Friday, March 7, 2014


Whether you retire to a small alcove or grand master suite, you probably use your bedroom for more than simply slumber. Dark bedrooms are great for sleeping, but too little light hinders other activities taking place there. Bedroom lighting ranges from basic to bold; dimmed to dramatic. To help you properly light your bedroom, the American Lighting Association offers the following tips:

Be Size Wise
Before buying bedroom lighting, first determine the size of room, says Artcraft vice president Howard Bernstein. Take your room measurements, along with outlet locations and furniture placement to a lighting showroom. The experts there can help you fill in with just the right light.

Height Right
Consider scale. Bedrooms typically have lower 8 or 9 ft. tall ceilings. Avoid fixtures with longer bodies in favor of shorter or flush-mounted fixtures. "You want a certain level for reading and enough lighting for dressing," says Bernstein. "You also need light to be high enough to reach all the areas."

Room to Glow
Decide what you want to do in the room, then choose appropriate lighting. Home computers, sewing machines and reading nooks in the bedroom need directed lighting. Sitting areas beg for softer, shaded fixtures. Vanities demand brighter light.

The Lighter Side
Avoid shades on lamps or lights that are too opaque, otherwise your bedroom will be too dark, say the ALA experts. The fixtures may look nice, but the light will not be as functional. "When buying a table lamp, opt for one with a softly diffused shade," says Dan Blitzer, ALA continuing education instructor. "Spend a moment to see how you turn it on and off to make sure it is not going to be too difficult to manage when you are in bed.

Location, Location, Location
Don't install lights directly over the bed.
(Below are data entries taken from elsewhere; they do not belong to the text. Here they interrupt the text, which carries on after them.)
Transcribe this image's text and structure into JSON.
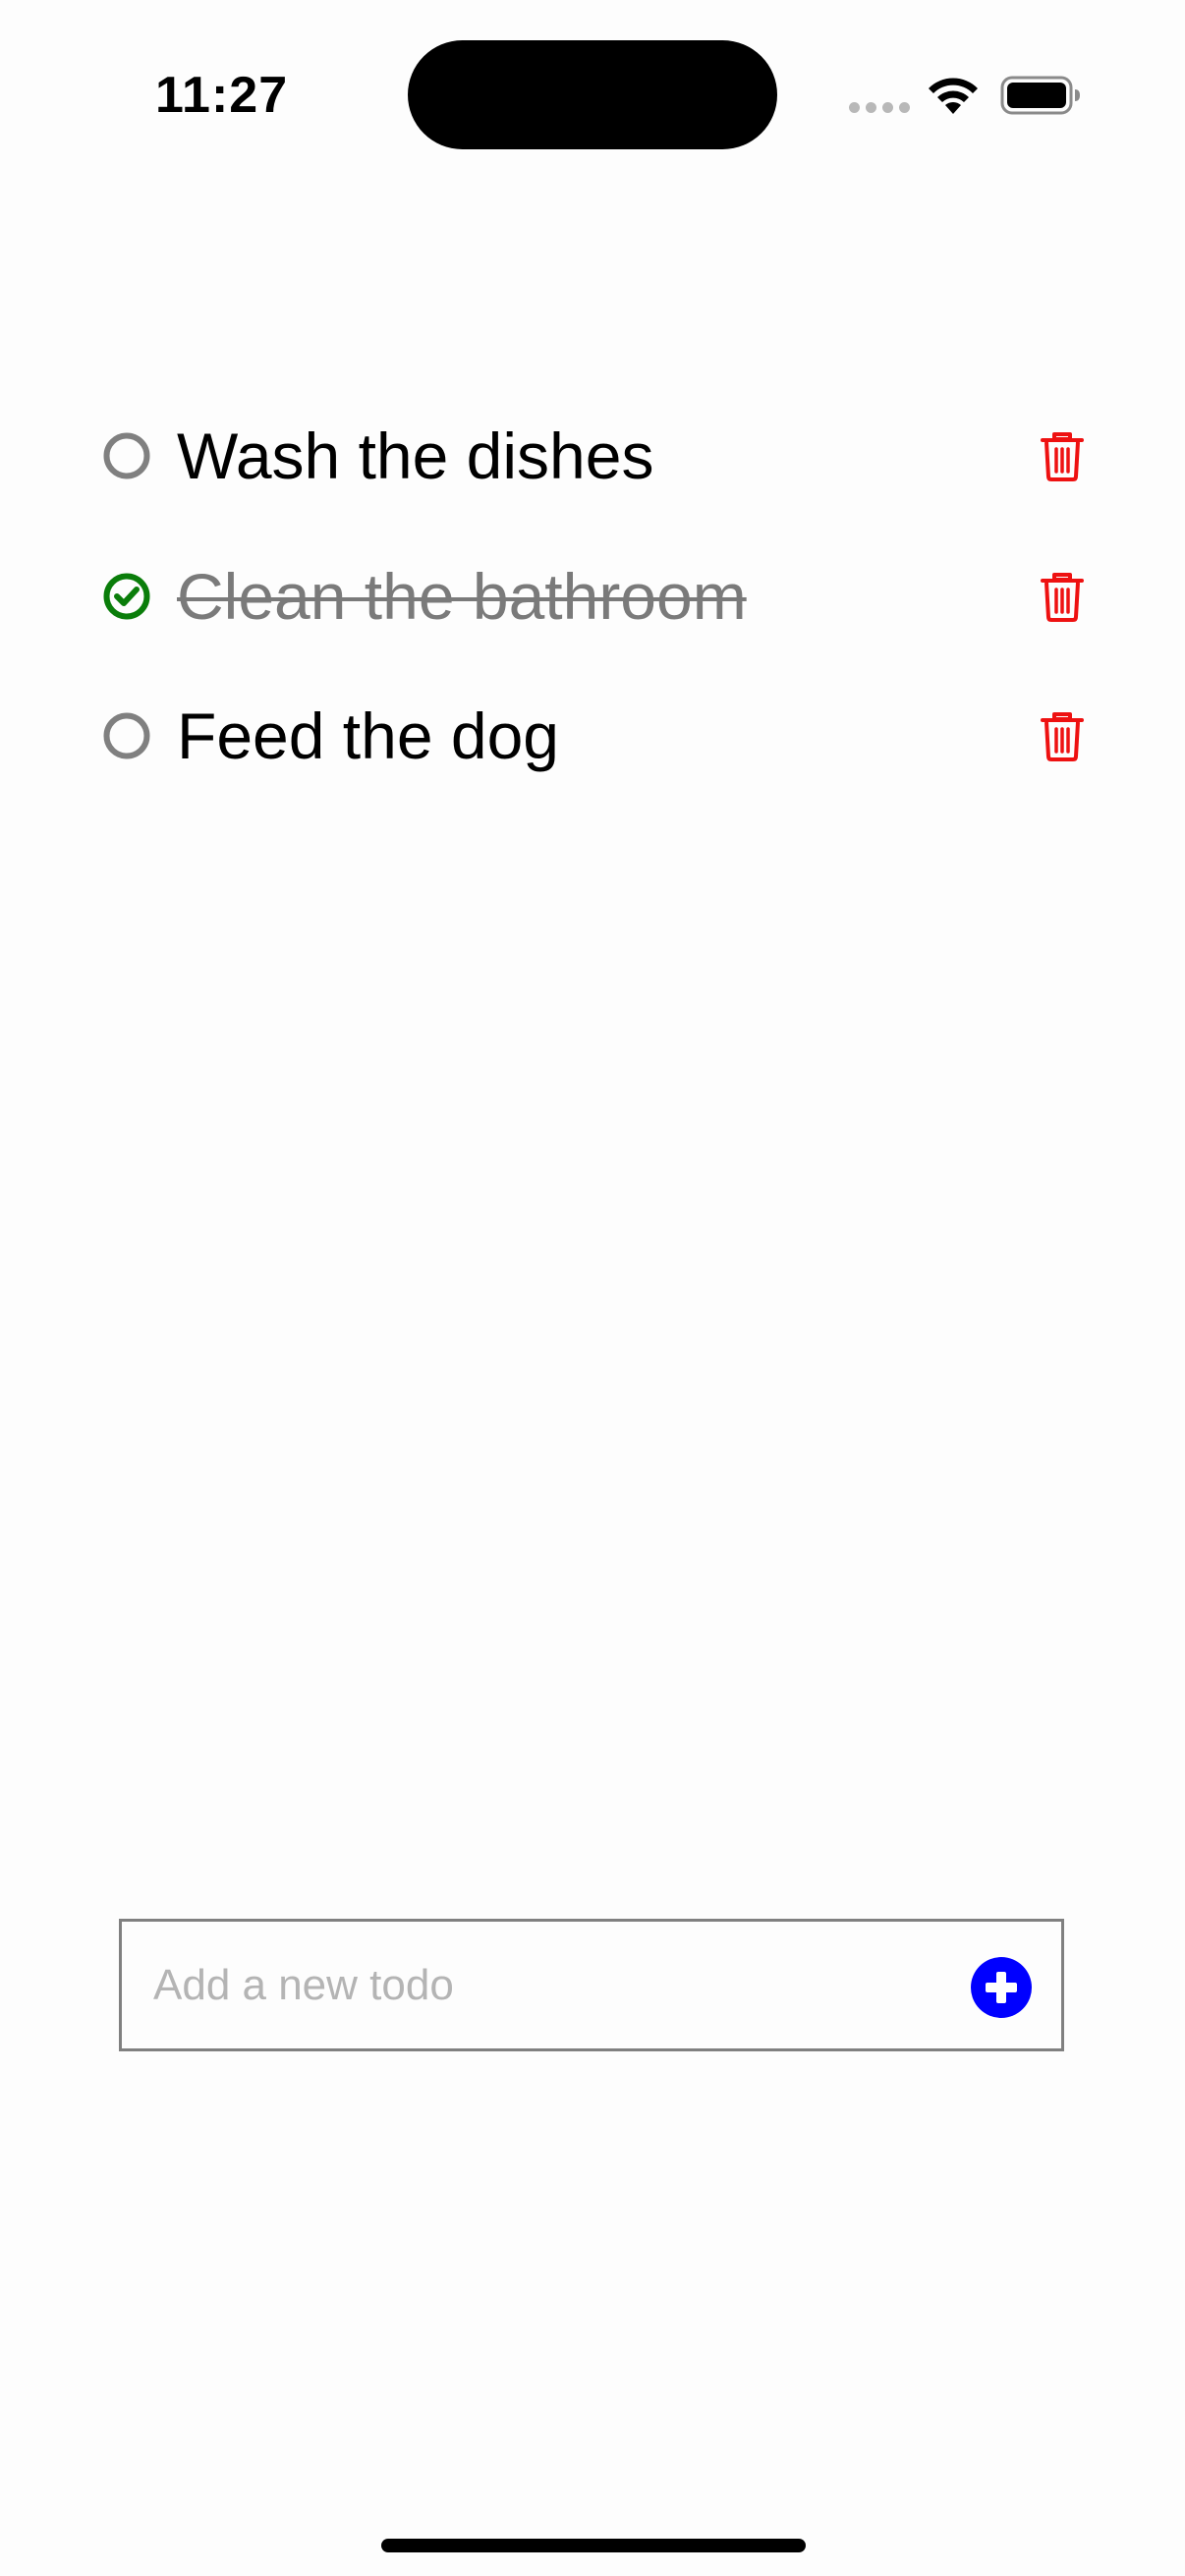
{
  "status_bar": {
    "time": "11:27"
  },
  "todos": [
    {
      "label": "Wash the dishes",
      "completed": false
    },
    {
      "label": "Clean the bathroom",
      "completed": true
    },
    {
      "label": "Feed the dog",
      "completed": false
    }
  ],
  "add_todo": {
    "placeholder": "Add a new todo",
    "value": ""
  },
  "icons": {
    "unchecked": "circle-outline-icon",
    "checked": "check-circle-icon",
    "delete": "trash-icon",
    "add": "plus-circle-icon"
  },
  "colors": {
    "unchecked_circle": "#808080",
    "checked_green": "#0a7d0a",
    "delete_red": "#ee1111",
    "add_blue": "#0000ff",
    "completed_text": "#7a7a7a",
    "placeholder": "#b4b4b4"
  }
}
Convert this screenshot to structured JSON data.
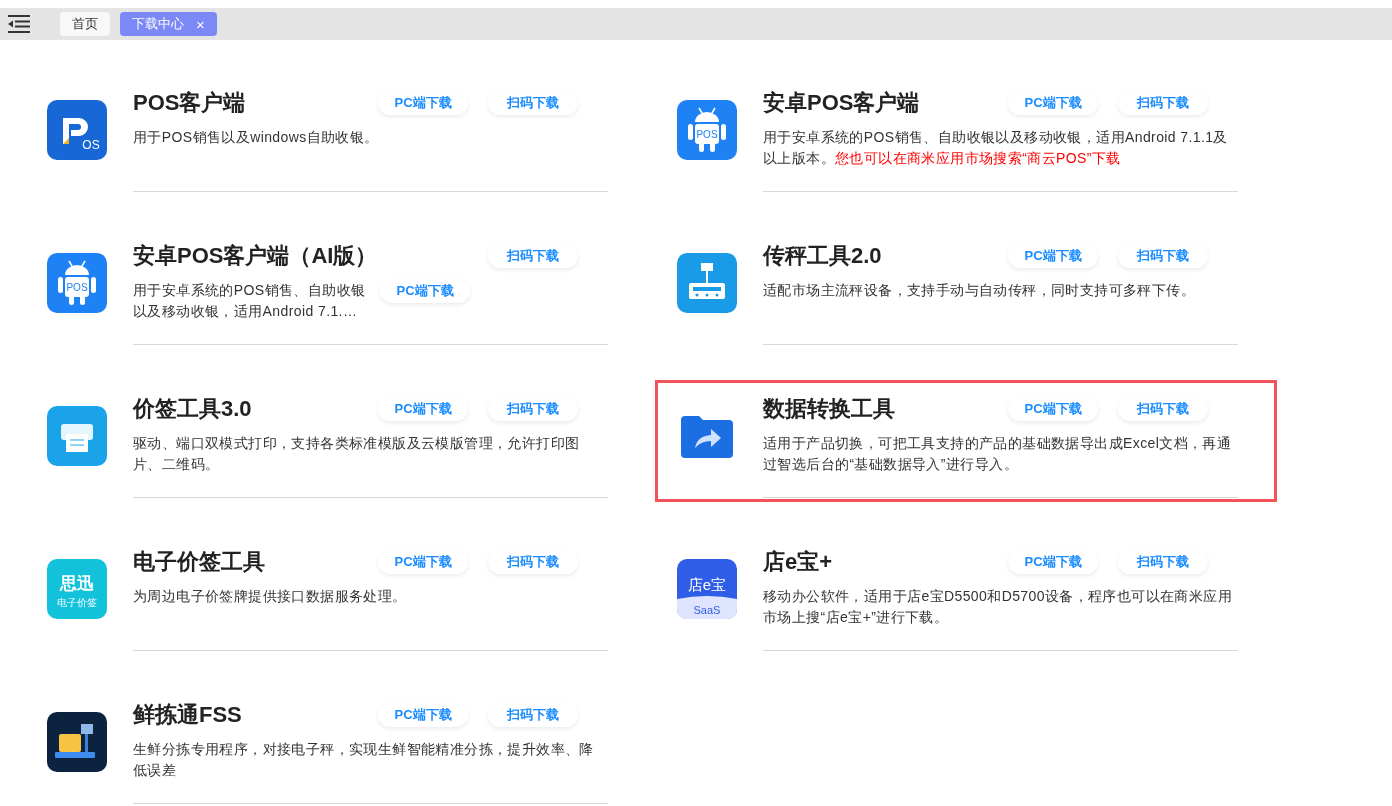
{
  "tabs": [
    {
      "label": "首页",
      "selected": false
    },
    {
      "label": "下载中心",
      "selected": true,
      "close": "×"
    }
  ],
  "items": [
    {
      "title": "POS客户端",
      "description": "用于POS销售以及windows自助收银。",
      "icon": {
        "kind": "pos",
        "texts": [
          "OS"
        ]
      },
      "buttons": [
        {
          "label": "PC端下载",
          "kind": "title_row"
        },
        {
          "label": "扫码下载",
          "kind": "title_row"
        }
      ]
    },
    {
      "title": "安卓POS客户端",
      "description": "用于安卓系统的POS销售、自助收银以及移动收银，适用Android 7.1.1及以上版本。",
      "note": "您也可以在商米应用市场搜索“商云POS”下载",
      "icon": {
        "kind": "android",
        "texts": [
          "POS"
        ]
      },
      "buttons": [
        {
          "label": "PC端下载",
          "kind": "title_row"
        },
        {
          "label": "扫码下载",
          "kind": "title_row"
        }
      ]
    },
    {
      "title": "安卓POS客户端（AI版）",
      "description": "用于安卓系统的POS销售、自助收银以及移动收银，适用Android 7.1.…",
      "icon": {
        "kind": "android",
        "texts": [
          "POS"
        ]
      },
      "buttons": [
        {
          "label": "扫码下载",
          "kind": "title_row"
        },
        {
          "label": "PC端下载",
          "kind": "description_row"
        }
      ]
    },
    {
      "title": "传秤工具2.0",
      "description": "适配市场主流秤设备，支持手动与自动传秤，同时支持可多秤下传。",
      "icon": {
        "kind": "scale"
      },
      "buttons": [
        {
          "label": "PC端下载",
          "kind": "title_row"
        },
        {
          "label": "扫码下载",
          "kind": "title_row"
        }
      ]
    },
    {
      "title": "价签工具3.0",
      "description": "驱动、端口双模式打印，支持各类标准模版及云模版管理，允许打印图片、二维码。",
      "icon": {
        "kind": "printer"
      },
      "buttons": [
        {
          "label": "PC端下载",
          "kind": "title_row"
        },
        {
          "label": "扫码下载",
          "kind": "title_row"
        }
      ]
    },
    {
      "title": "数据转换工具",
      "description": "适用于产品切换，可把工具支持的产品的基础数据导出成Excel文档，再通过智选后台的“基础数据导入”进行导入。",
      "highlighted": true,
      "icon": {
        "kind": "folder"
      },
      "buttons": [
        {
          "label": "PC端下载",
          "kind": "title_row"
        },
        {
          "label": "扫码下载",
          "kind": "title_row"
        }
      ]
    },
    {
      "title": "电子价签工具",
      "description": "为周边电子价签牌提供接口数据服务处理。",
      "icon": {
        "kind": "sixun",
        "texts": [
          "思迅",
          "电子价签"
        ]
      },
      "buttons": [
        {
          "label": "PC端下载",
          "kind": "title_row"
        },
        {
          "label": "扫码下载",
          "kind": "title_row"
        }
      ]
    },
    {
      "title": "店e宝+",
      "description": "移动办公软件，适用于店e宝D5500和D5700设备，程序也可以在商米应用市场上搜“店e宝+”进行下载。",
      "icon": {
        "kind": "dianbao",
        "texts": [
          "店e宝",
          "SaaS"
        ]
      },
      "buttons": [
        {
          "label": "PC端下载",
          "kind": "title_row"
        },
        {
          "label": "扫码下载",
          "kind": "title_row"
        }
      ]
    },
    {
      "title": "鲜拣通FSS",
      "description": "生鲜分拣专用程序，对接电子秤，实现生鲜智能精准分拣，提升效率、降低误差",
      "icon": {
        "kind": "fss"
      },
      "buttons": [
        {
          "label": "PC端下载",
          "kind": "title_row"
        },
        {
          "label": "扫码下载",
          "kind": "title_row"
        }
      ]
    }
  ]
}
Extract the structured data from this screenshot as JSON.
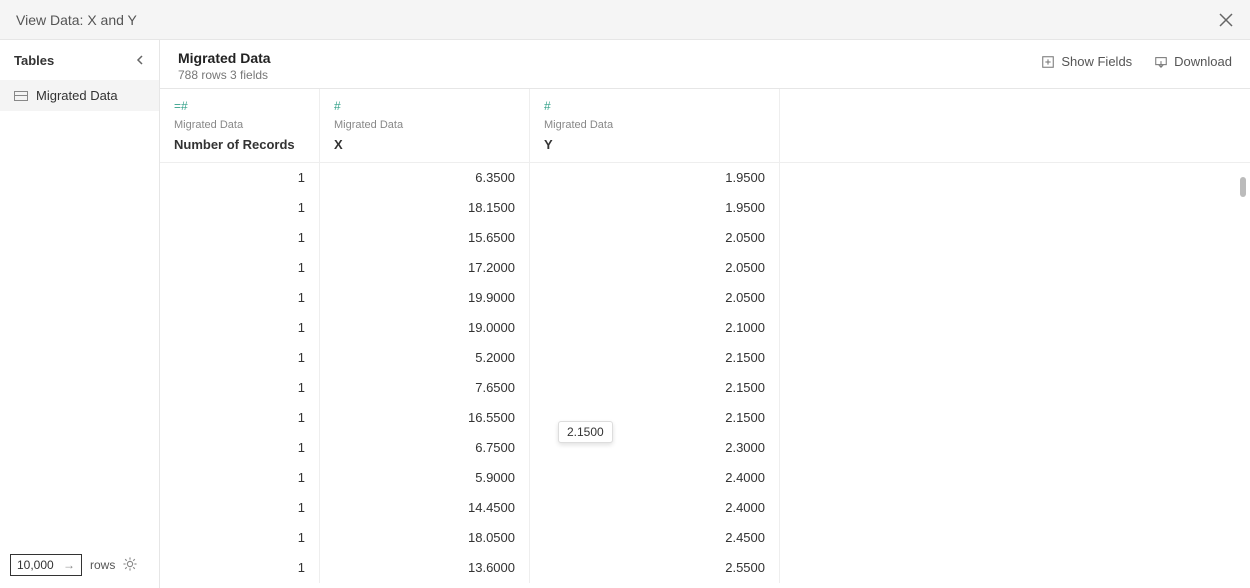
{
  "titlebar": {
    "title": "View Data: X and Y"
  },
  "sidebar": {
    "header": "Tables",
    "items": [
      {
        "label": "Migrated Data"
      }
    ]
  },
  "footer": {
    "rows_value": "10,000",
    "rows_label": "rows"
  },
  "main_header": {
    "title": "Migrated Data",
    "subtitle": "788 rows  3 fields",
    "show_fields": "Show Fields",
    "download": "Download"
  },
  "columns": [
    {
      "type_glyph": "=#",
      "src": "Migrated Data",
      "name": "Number of Records"
    },
    {
      "type_glyph": "#",
      "src": "Migrated Data",
      "name": "X"
    },
    {
      "type_glyph": "#",
      "src": "Migrated Data",
      "name": "Y"
    }
  ],
  "tooltip": "2.1500",
  "rows": [
    {
      "n": "1",
      "x": "6.3500",
      "y": "1.9500"
    },
    {
      "n": "1",
      "x": "18.1500",
      "y": "1.9500"
    },
    {
      "n": "1",
      "x": "15.6500",
      "y": "2.0500"
    },
    {
      "n": "1",
      "x": "17.2000",
      "y": "2.0500"
    },
    {
      "n": "1",
      "x": "19.9000",
      "y": "2.0500"
    },
    {
      "n": "1",
      "x": "19.0000",
      "y": "2.1000"
    },
    {
      "n": "1",
      "x": "5.2000",
      "y": "2.1500"
    },
    {
      "n": "1",
      "x": "7.6500",
      "y": "2.1500"
    },
    {
      "n": "1",
      "x": "16.5500",
      "y": "2.1500"
    },
    {
      "n": "1",
      "x": "6.7500",
      "y": "2.3000"
    },
    {
      "n": "1",
      "x": "5.9000",
      "y": "2.4000"
    },
    {
      "n": "1",
      "x": "14.4500",
      "y": "2.4000"
    },
    {
      "n": "1",
      "x": "18.0500",
      "y": "2.4500"
    },
    {
      "n": "1",
      "x": "13.6000",
      "y": "2.5500"
    }
  ]
}
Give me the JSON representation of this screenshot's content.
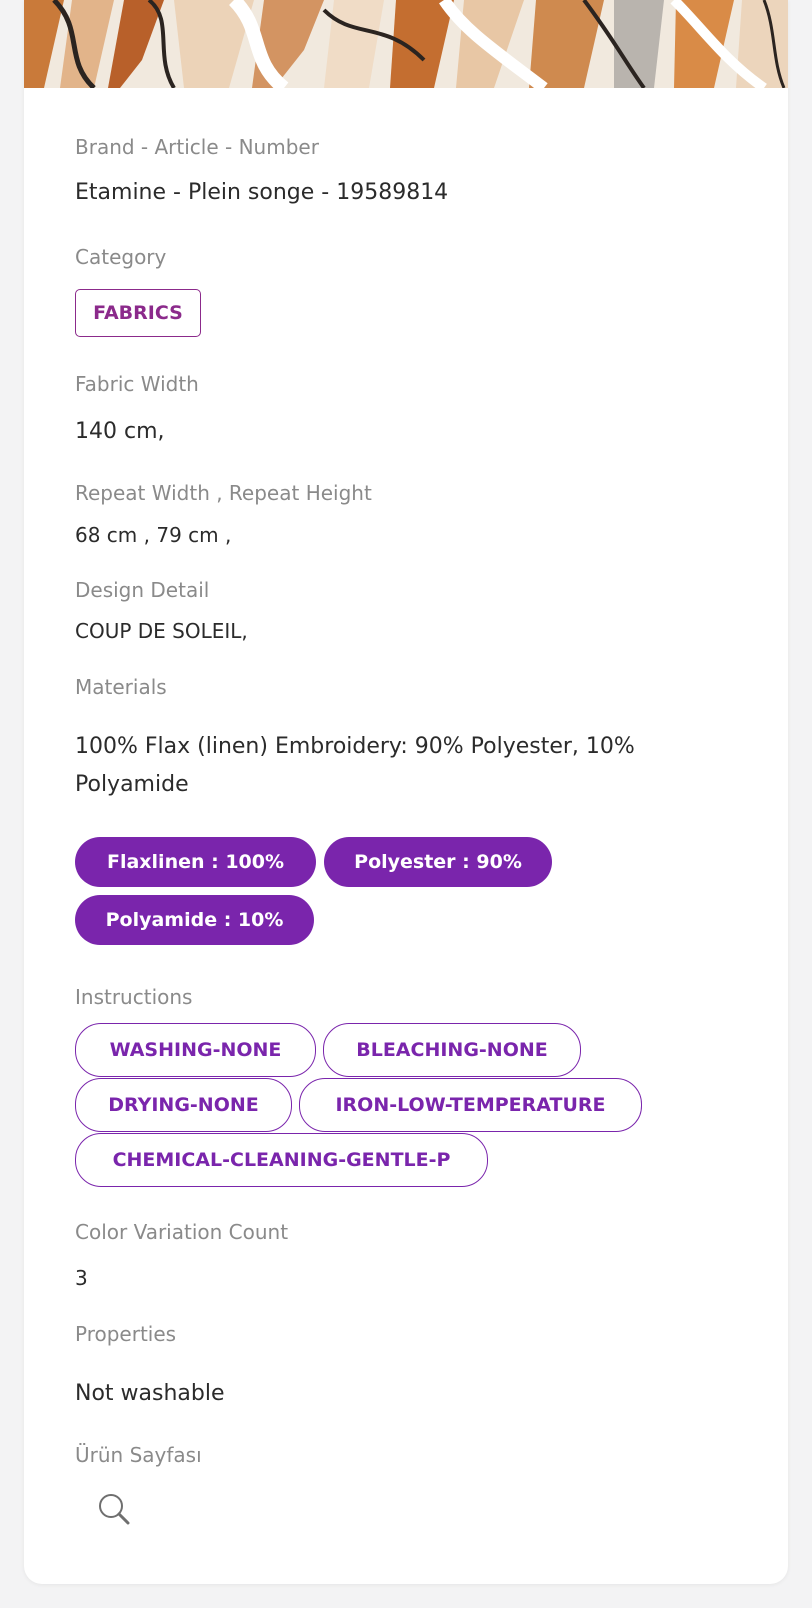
{
  "details": {
    "brand_label": "Brand - Article - Number",
    "brand_value": "Etamine - Plein songe - 19589814",
    "category_label": "Category",
    "category_tag": "FABRICS",
    "fabric_width_label": "Fabric Width",
    "fabric_width_value": "140 cm,",
    "repeat_label": "Repeat Width , Repeat Height",
    "repeat_value": "68 cm , 79 cm ,",
    "design_label": "Design Detail",
    "design_value": "COUP DE SOLEIL,",
    "materials_label": "Materials",
    "materials_line1": "100% Flax (linen) Embroidery: 90% Polyester, 10%",
    "materials_line2": "Polyamide",
    "material_tags": [
      "Flaxlinen : 100%",
      "Polyester : 90%",
      "Polyamide : 10%"
    ],
    "instructions_label": "Instructions",
    "instruction_tags": [
      "WASHING-NONE",
      "BLEACHING-NONE",
      "DRYING-NONE",
      "IRON-LOW-TEMPERATURE",
      "CHEMICAL-CLEANING-GENTLE-P"
    ],
    "color_count_label": "Color Variation Count",
    "color_count_value": "3",
    "properties_label": "Properties",
    "properties_value": "Not washable",
    "product_page_label": "Ürün Sayfası",
    "product_page_icon": "search-icon"
  },
  "colors": {
    "accent_purple": "#7a25ac",
    "category_border": "#8b2a8b",
    "label_gray": "#8a8a8a",
    "value_text": "#2b2b2b"
  }
}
You will tend to look up at them while you are laying in bed. Direct light from overhead is less comfortable than soft light at face level.

More is More
No single source of light is as visually comfortable as a combination of portable lamps and installed lighting. "Too much light in one place is unpleasant and glaring," says Blitzer. "It's better to use more light sources of lower wattage."

In the Mood
"A strong dose of ambience is also important in the bedroom," says Blitzer, who suggests installing dimmers on lights for altering effect. Softer or colored light bulbs can also change a room's mood.

Closet Conditions
Few things are more frustrating that dark closets. "Closets need good light," says Blitzer. "But be careful not to put a hot light bulb too near delicate clothes." Attach a closet light 12-inches from the edge of the rod or upper-shelf. Lighting experts favor fluorescent lights because they provide lots of light, are cooler, save energy and can be concealed behind the header of door. If you use a good color tube, you will be better able to tell the color of your clothing.

Bedside Reading 
Portable reading lights set on nightstands offer book lovers flexibility. "The guiding principle in buying reading lamps should be the ability to adjust the light to your taste, either by swiveling or moving its arm," says Blitzer." They should also be well-shielded so you don't see the bulb and you are able to read without bothering your sleeping partner." Lighting controls located at the middle of the headboard allow you to turn off a snoozing partner's reading light without disturbing him.

Control Power
Imagine pushing a bedside button and turning the lights off or on. No problem with high tech lighting controls. "There are gadgets to turn off lights with an infrared remote like you use for your TV," says Blitzer. "Lighting professionals can help you install these."

Bedroom Lighting Checklist
To make sure you have proper lighting in your bedroom or master suite, the American Lighting Association suggests asking the following questions. 

No comments:

Post a Comment